Meteorites can fall at any time, anywhere. Your own back garden stands as much chance of being hit by a meteorite as any other place on the globe. Tons of meteoritic material falls to Earth each year, and most of it is never found.
Sometimes, man-made objects such as cars and houses take a direct hit – then it becomes a whole lot easier to find the meteorite! Last year, I visited a home in Chicago where a 2.5 kilogram meteorite had fallen through the roof just days earlier. It crashed through the attic, destroying a thick wooden support joist along the way, then smashed through a bedroom ceiling, breaking the window and mirrored wardrobe doors as it bounced off walls around the room.
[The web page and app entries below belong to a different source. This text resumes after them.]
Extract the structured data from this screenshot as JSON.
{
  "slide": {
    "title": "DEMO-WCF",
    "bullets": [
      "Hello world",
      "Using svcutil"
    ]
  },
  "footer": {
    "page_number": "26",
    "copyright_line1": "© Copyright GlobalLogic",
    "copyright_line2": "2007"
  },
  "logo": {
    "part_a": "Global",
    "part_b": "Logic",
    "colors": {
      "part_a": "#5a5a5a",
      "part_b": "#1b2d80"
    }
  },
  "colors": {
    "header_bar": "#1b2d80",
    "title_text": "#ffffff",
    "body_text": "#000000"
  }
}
The damage was astonishing. The 14-year-old boy, asleep in the room, escaped injury from the falling stone by less than three feet.
Near disaster was quickly turned into an unexpected windfall, as the homeowner sold pieces of the meteorite, as well as "wreckage" from the bedroom, to visiting meteorite hunters, scientists and collectors.
Most people have seen "shooting stars" racing across a clear night sky, producing a very brief, bright trail of light that's all over and finished within a blink of an eye. These shooting stars are actually dust grain sized meteors. They burn up completely which means nothing ever reaches the ground. Larger, bright meteors are usually fragments and splinters of mountainous asteroids, orbiting around the Sun between Mars and Jupiter. When two asteroids collide, pieces of asteroid material can be sent out into wild orbits, some of which may then cross the orbit of our Earth. If these fragments are big enough to avoid being burned-up, they can make it all the way to the ground: landing as a meteorite.
Next: Meteorite Myths